John Howard does internal medicine on the elbow of Cape Cod. He sails. He also has a company for staffing nursing homes and jails, and serves as the local medical examiner. By Massachusetts tradition this office confers immunity from prosecution for misdemeanors. I mentioned to him that in my bailiwick, although they try to hang this office on a pathologist, I do not care for forensics and was delighted to have a psychiatrist fill the role.
Wilbur Kukes, native of Montana, was also in town for the reunion. Contrary to class legend, he rode into New Haven by iron horse. He arrived at Harkness Hall clutching one small suitcase. Sharpie upperclassmen spotted equine product on his boots and immediately hustled him for used textbooks. They promised Hamm’s Histology would read like a Louis L’Amour novel. Wilbur no longer mends the bones of cowpersons in Big Sky country but walks an Old English sheepdog on a beach in the state of Washington.
Larry Toder and wife Susan came from Missoula, Mont., where Larry is a retired orthopaedic surgeon.
Jon and Joan Wayland joined us from Klamath Falls, Ore., where she has retired from child psychiatry and he is a retired urologist.
Looking back at our class, formed 44 years ago, we decided diversity is nothing new. Wilbur was two standard deviations from the mean, and the Southerners one SD.
Lynne Lipton Levitsky is head of pediatric endocrinology at Mass General. She was at the class dinner with her husband Sidney, a cardiac surgeon. During the dinner Sid confessed they started dating when he was a resident and she was still a student. The assembly groaned in horror but decided it was too late to give our chief resident emeritus the hot water treatment. The bad boys wanted to know what the problem was.
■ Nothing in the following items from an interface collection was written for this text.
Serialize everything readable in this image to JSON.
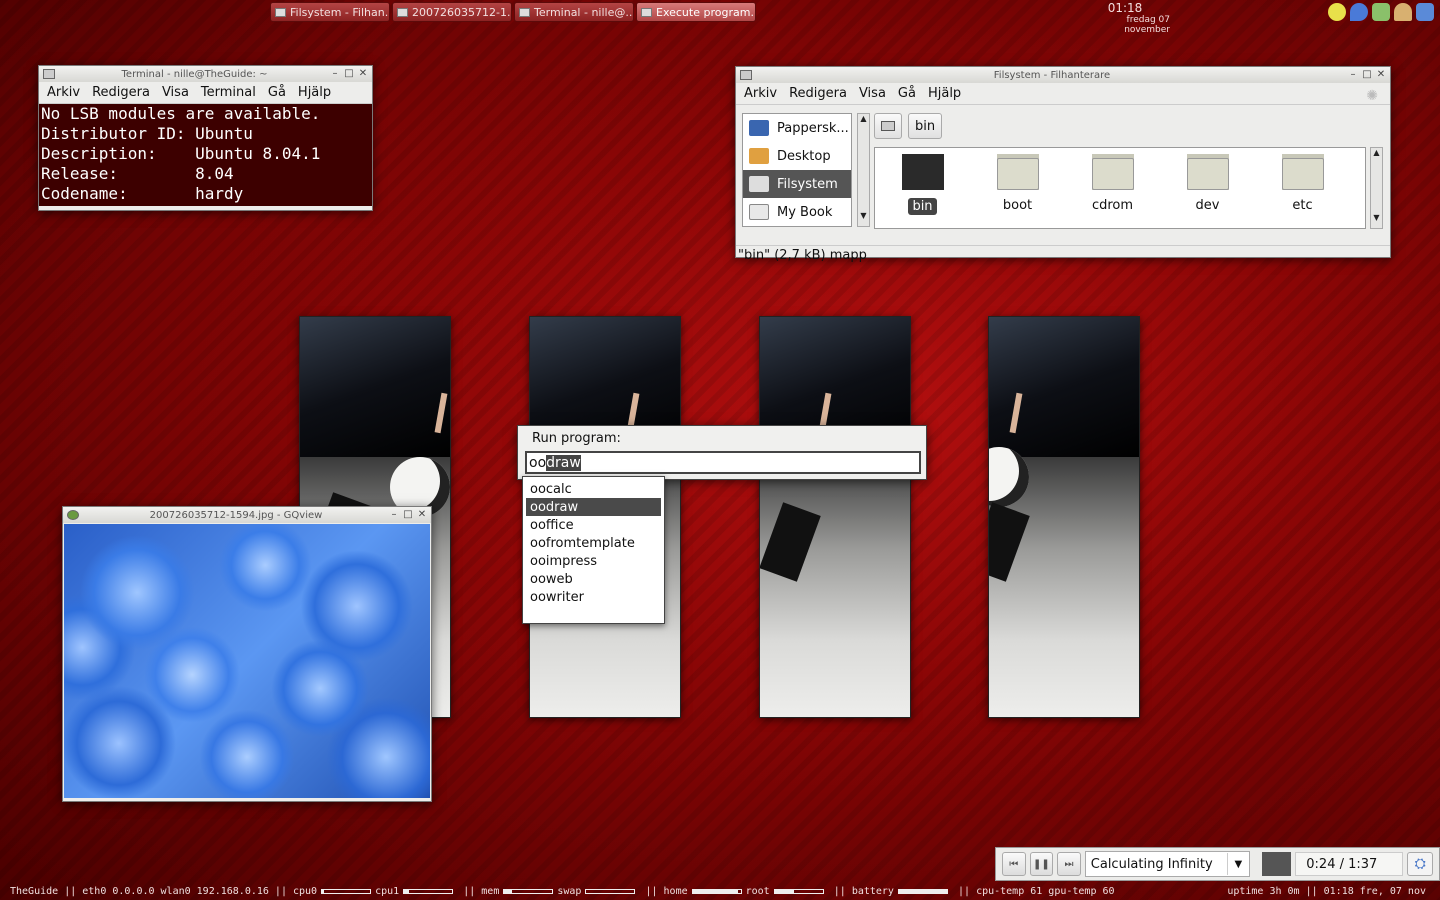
{
  "panel": {
    "tasks": [
      {
        "label": "Filsystem - Filhan...",
        "active": false
      },
      {
        "label": "200726035712-1...",
        "active": false
      },
      {
        "label": "Terminal - nille@...",
        "active": false
      },
      {
        "label": "Execute program...",
        "active": true
      }
    ],
    "clock_time": "01:18",
    "clock_date": "fredag 07 november"
  },
  "terminal": {
    "title": "Terminal - nille@TheGuide: ~",
    "menu": [
      "Arkiv",
      "Redigera",
      "Visa",
      "Terminal",
      "Gå",
      "Hjälp"
    ],
    "lines": [
      "No LSB modules are available.",
      "Distributor ID: Ubuntu",
      "Description:    Ubuntu 8.04.1",
      "Release:        8.04",
      "Codename:       hardy"
    ]
  },
  "filemanager": {
    "title": "Filsystem - Filhanterare",
    "menu": [
      "Arkiv",
      "Redigera",
      "Visa",
      "Gå",
      "Hjälp"
    ],
    "places": [
      {
        "label": "Pappersk...",
        "selected": false,
        "icon": "trash-icon"
      },
      {
        "label": "Desktop",
        "selected": false,
        "icon": "desktop-icon"
      },
      {
        "label": "Filsystem",
        "selected": true,
        "icon": "drive-icon"
      },
      {
        "label": "My Book",
        "selected": false,
        "icon": "external-drive-icon"
      }
    ],
    "path_button": "bin",
    "folders": [
      {
        "label": "bin",
        "selected": true
      },
      {
        "label": "boot",
        "selected": false
      },
      {
        "label": "cdrom",
        "selected": false
      },
      {
        "label": "dev",
        "selected": false
      },
      {
        "label": "etc",
        "selected": false
      }
    ],
    "status": "\"bin\" (2,7 kB) mapp"
  },
  "run_dialog": {
    "label": "Run program:",
    "typed": "oo",
    "completed": "draw",
    "suggestions": [
      {
        "label": "oocalc",
        "selected": false
      },
      {
        "label": "oodraw",
        "selected": true
      },
      {
        "label": "ooffice",
        "selected": false
      },
      {
        "label": "oofromtemplate",
        "selected": false
      },
      {
        "label": "ooimpress",
        "selected": false
      },
      {
        "label": "ooweb",
        "selected": false
      },
      {
        "label": "oowriter",
        "selected": false
      }
    ]
  },
  "gqview": {
    "title": "200726035712-1594.jpg - GQview"
  },
  "player": {
    "track": "Calculating Infinity",
    "time": "0:24 / 1:37"
  },
  "statusbar": {
    "host": "TheGuide",
    "net": "eth0 0.0.0.0 wlan0 192.168.0.16",
    "meters": [
      {
        "label": "cpu0",
        "level": 0.05
      },
      {
        "label": "cpu1",
        "level": 0.1
      },
      {
        "label": "mem",
        "level": 0.15
      },
      {
        "label": "swap",
        "level": 0.0
      },
      {
        "label": "home",
        "level": 0.95
      },
      {
        "label": "root",
        "level": 0.4
      },
      {
        "label": "battery",
        "level": 1.0
      }
    ],
    "temps": "cpu-temp 61 gpu-temp 60",
    "right": "uptime 3h 0m || 01:18 fre, 07 nov"
  },
  "colors": {
    "accent": "#444444",
    "desktop": "#8a0606",
    "terminal_bg": "#3d0000"
  }
}
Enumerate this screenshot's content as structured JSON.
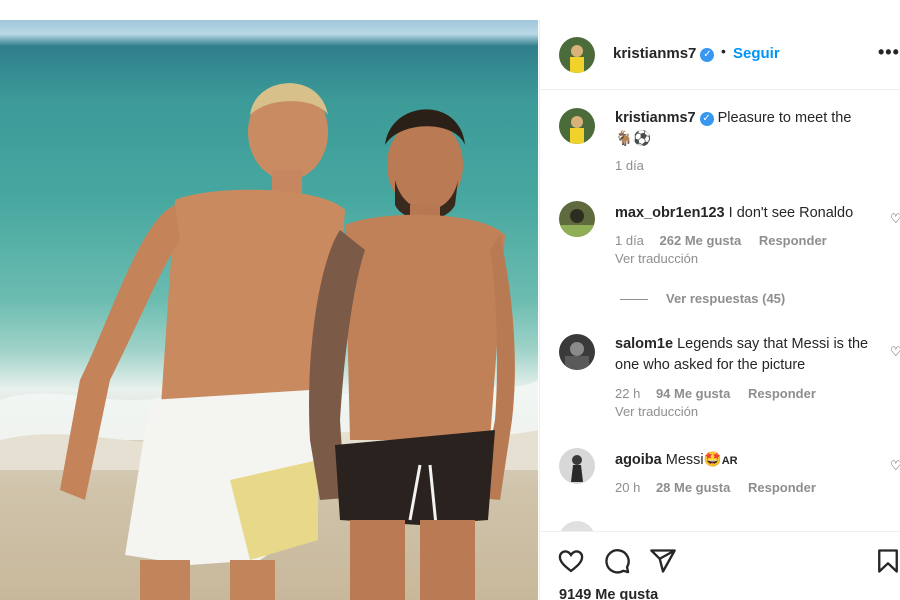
{
  "post": {
    "author": "kristianms7",
    "separator": "•",
    "follow_label": "Seguir",
    "more_label": "•••"
  },
  "caption": {
    "user": "kristianms7",
    "text": "Pleasure to meet the",
    "emojis": "🐐⚽",
    "time": "1 día"
  },
  "comments": [
    {
      "user": "max_obr1en123",
      "text": "I don't see Ronaldo",
      "time": "1 día",
      "likes": "262 Me gusta",
      "reply": "Responder",
      "translate": "Ver traducción",
      "view_replies": "Ver respuestas (45)"
    },
    {
      "user": "salom1e",
      "text": "Legends say that Messi is the one who asked for the picture",
      "time": "22 h",
      "likes": "94 Me gusta",
      "reply": "Responder",
      "translate": "Ver traducción"
    },
    {
      "user": "agoiba",
      "text": "Messi🤩",
      "flag": "AR",
      "time": "20 h",
      "likes": "28 Me gusta",
      "reply": "Responder"
    }
  ],
  "footer": {
    "likes": "9149 Me gusta"
  },
  "icons": [
    "heart-icon",
    "comment-icon",
    "share-icon",
    "bookmark-icon",
    "verified-badge-icon",
    "more-options-icon"
  ],
  "colors": {
    "link_blue": "#0095f6",
    "verified_blue": "#3897f0",
    "muted_text": "#8e8e8e"
  }
}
Stuart Hauser and I met at the new Child Study Center, the legacy of our classmate, the late Donald Cohen. The center and several other buildings proved that Donald had a powerful edifice complex and was a master fundraiser, a skill much cherished in academe. Stuart said that fundraising is one of his duties as head of a Boston child psychiatry clinic, but romancing donors is not his favorite thing. He runs a long-term program in adolescent development.
Jimmy Brown is working part-time in oncology in Middletown, Conn. He also knows all the verses of “Amazing Grace,” useful in that specialty. Phil Bernstein is pounding out orthopaedics in the San Francisco area. When I mentioned my imperfect knees, he said 90 percent of his patients are happy with his joint replacements. I asked if he were flying back on the 90 percent airline.
Mac Griffiss came in from San Francisco, where he toils in microbiology pathogenesis. He is also a retired bird-colonel in the Army Reserves. For all your military needs, give Mac a call. Why fight with lawyers when you can get the infantry cheaper?
David Fox is working in Fresno as a child psychiatrist. A beloved avocation is playing the cello in a string quartet. When I mentioned that I had recently bought the six-disc complete Shostakovich series by the Emerson Quartet, he was a fount of information on the topic but, alas, I could have done better. Incidentally, if you are fed up with hip-hop noise at your gym, lob one back and stick some string quartets in the CD player. But be prepared to outrun vulgarians a third our age.
Me? Pathologist emeritus in Marshalltown, Iowa. I read a lot, take solo road trips and follow my wife around giving helpful housekeeping tips.
Spouses of our classmates should consider themselves assimilated into the class. [Caveat: The bad boys, in denial re: Club Prostate, still have lots of life, so certain conditions and restrictions may apply.]
Other classmates spotted but not engaged: Clarence Sasaki and Robert McRoberts.
There were reports of bad breaks and sorrows for some classmates, but this report is like that garden ornament that heralds only sunny hours.
Eugene P. Cassidy